- The most common mistake people make when using clipart is overdoing it. It is nice to have so many images to choose from, but you don’t need to use more than a few to convey your message effectively. Don’t use graphics just to fill up space. Your readers will find your newsletter more useful if it is filled with interesting, informative articles, rather than full of illustrations with little meaning.
- The second most common mistake is making the graphics you use in your newsletter too small. Choose the best clipart for the story you’d like to illustrate. Make it as large as the space allows. You will find that your page looks neat and uncluttered. Your message will be clearer and more straightforward.
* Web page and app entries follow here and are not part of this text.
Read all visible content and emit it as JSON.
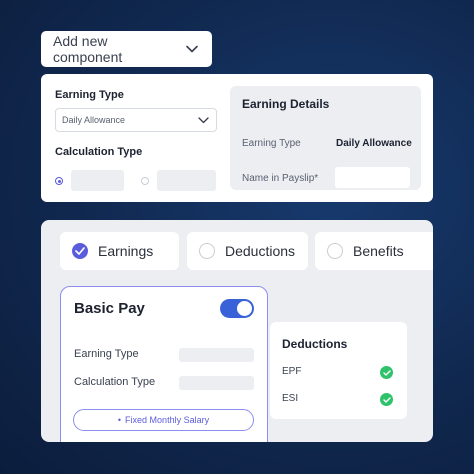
{
  "dropdown": {
    "label": "Add new component"
  },
  "earning_form": {
    "earning_type_label": "Earning Type",
    "earning_type_value": "Daily Allowance",
    "calculation_type_label": "Calculation Type"
  },
  "earning_details": {
    "title": "Earning Details",
    "earning_type_key": "Earning Type",
    "earning_type_value": "Daily Allowance",
    "name_in_payslip_key": "Name in Payslip*"
  },
  "tabs": [
    {
      "label": "Earnings",
      "selected": true
    },
    {
      "label": "Deductions",
      "selected": false
    },
    {
      "label": "Benefits",
      "selected": false
    }
  ],
  "basic_pay": {
    "title": "Basic Pay",
    "toggle_on": true,
    "earning_type_label": "Earning Type",
    "calculation_type_label": "Calculation Type",
    "button_label": "Fixed Monthly Salary",
    "button_bullet": "•"
  },
  "deductions_panel": {
    "title": "Deductions",
    "items": [
      {
        "label": "EPF",
        "checked": true
      },
      {
        "label": "ESI",
        "checked": true
      }
    ]
  },
  "colors": {
    "accent": "#5b5cdb",
    "toggle": "#3a62d8",
    "check": "#2ec26a",
    "background": "#10284f"
  }
}
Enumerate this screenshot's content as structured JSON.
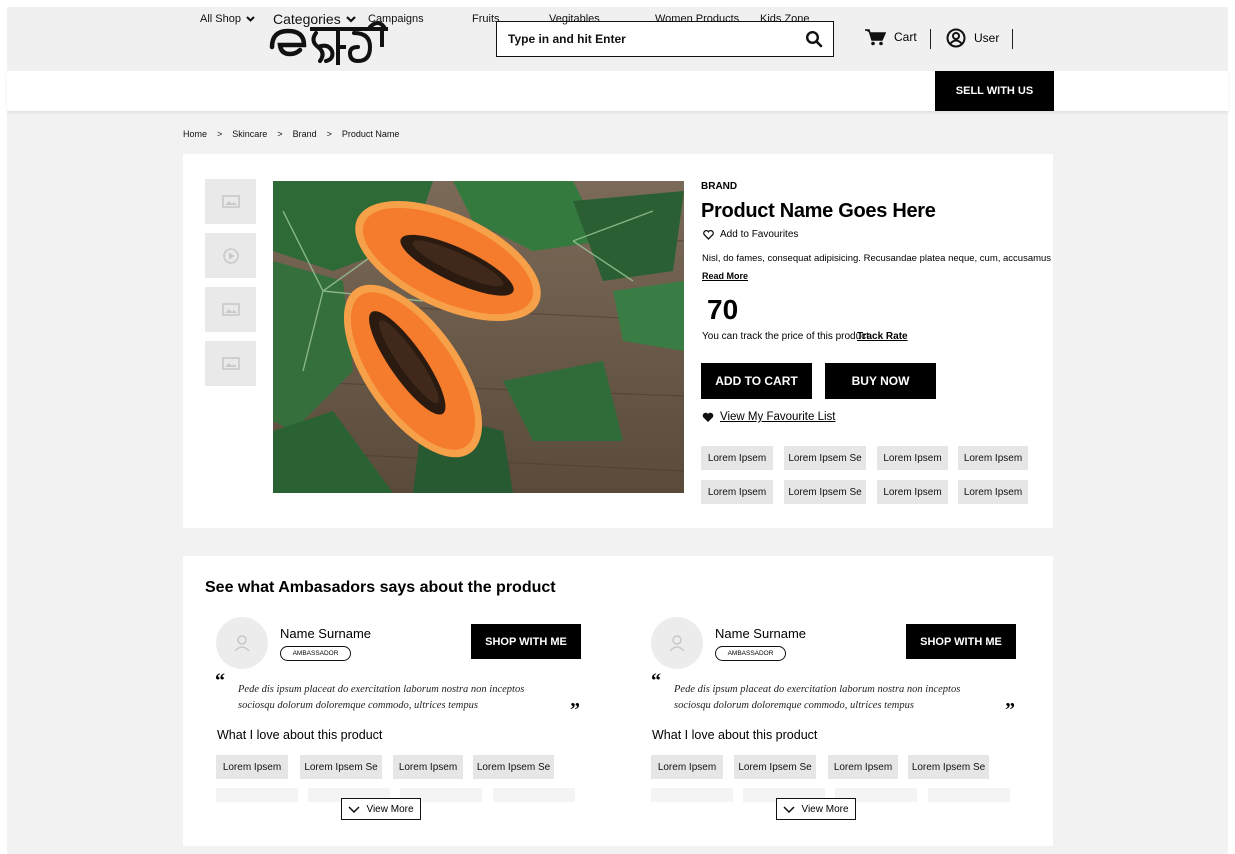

If you do use a small graphic to illustrate a story, make sure its size is proportional to the story itself. In general, the larger the story, the larger the graphic should be. And vary the size of your graphics to make your layout more interesting.
- Thirdly, using too many different styles of clipart can make your newsletter look sloppy. Clipart comes in a variety of styles. Be consistent in choosing the illustrations for your newsletter. Too many styles can make it seem disconnected and poorly planned.
As with all design rules, these are also made to be broken. Graphics can be used in a number of different styles and still look great. But these basic rules of thumb can help to make your pages look their best.